Pros: Experienced. A bastard. Willing to get physical. Crazy.

Cons: Slow. Old. Not good at defending. Crazy.

Carl Jenkinson

Arsenal v Blackpool - Carabao Cup Fourth Round Photo by Shaun Botterill/Getty Images

Pros: Alive. On Arsenal’s roster. A lifelong Gooner.

Cons: Not tested. Frankly quite average.

BACK FOUR vs BACK THREE

To Unai Emery’s credit, he has shown a willingness to adapt his line-ups and formations to suit his opposition in a way that Arsene Wenger typically did not. He has not been afraid to tinker and make subs early, with more positive results than not. Regardless of the lineup, Emery has shown a prediliction towards a traditional back four, with Bellerin the most consistent starter in the back line with 19 appearances, tied with (surprisingly) Shkodran Mustafi.

But with Bellerin out, and a huge gap between he and his back-ups, there is room to argue that a back three might be in Arsenal’s best interest. So which defensive formation best fits what Arsenal have to work with?

Back Four

The most obvious benefit of a back four is defensive balance. Although it requires the fullbacks to be more mindful of their defensive duties, it enables numbers to work in favor of the defense. While Arsenal now have two defenders out for the season, the return of center backs Laurent Koscielny and Dinos Mavropanos to the first team at least gives Arsenal the chance for rotation and tactical flexibility in the middle.

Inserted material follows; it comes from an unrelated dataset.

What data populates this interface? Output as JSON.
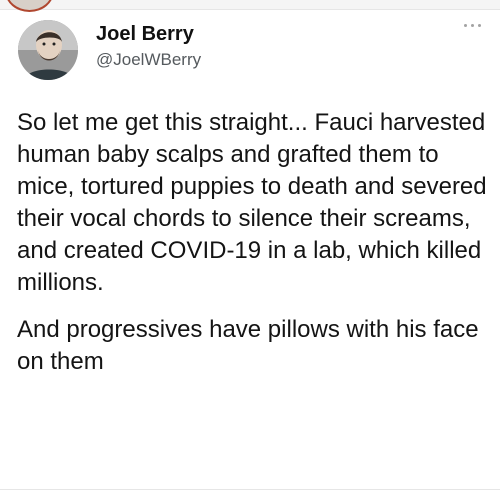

Based off of Arsenal’s successful 4-1-2-1-2 diamond against Chelsea, Arsenal could start a very similar lineup to what they finished the match with, with a back four of Kolasinac, Koscielny, Sokratis, and Maitland-Niles.

Back Three

The back three, however, enables Arsenal to attack on the front foot. In the 3-4-3, which Arsenal utilized with great success against Tottenham in the North London Derby, the play of the wingbacks works to the strengths of both Kolasinac and Maitland-Niles, who are better attacking than defending. Arsenal’s attack under Emery has relied heavily on the fullbacks getting up field and crossing the ball into attackers in the box. Kolasinac has begun to grow into his role on the left. Whoever plays opposite him will need to rise to the occasion to provide the attacking balance Arsenal will need in order for a back three to work.

Three central defenders, though, works rather will considering the available players. As all central defenders minus Rob Holding are healthy and available, and with Koscielny slowly looking like his former self, Arsenal can rotate their CBs into a back three often, which will hopefully keep the current defensive roster from getting over worked.

There is also a level of flexibility that a back three allows that a back four does not. Despite typically playing wide in defense, both Nacho Monreal and Stephan Lichtsteiner have played in the back three, albeit to mixed results. Even Granit Xhaka has deputized in the defense in a back three, although that is the kind of last ditch decision that would typically indicate that something has gone horribly, horribly wrong.

No matter how Arsenal choose to line up going forward defensively, they will have to walk a fine line. Any further injuries will put the Gunners into a potentially disastrous state of disarray, lest they start calling up players from the youth academy. This will present a very important test for Emery, and if he passes, Arsenal and their fans will be all the better for it.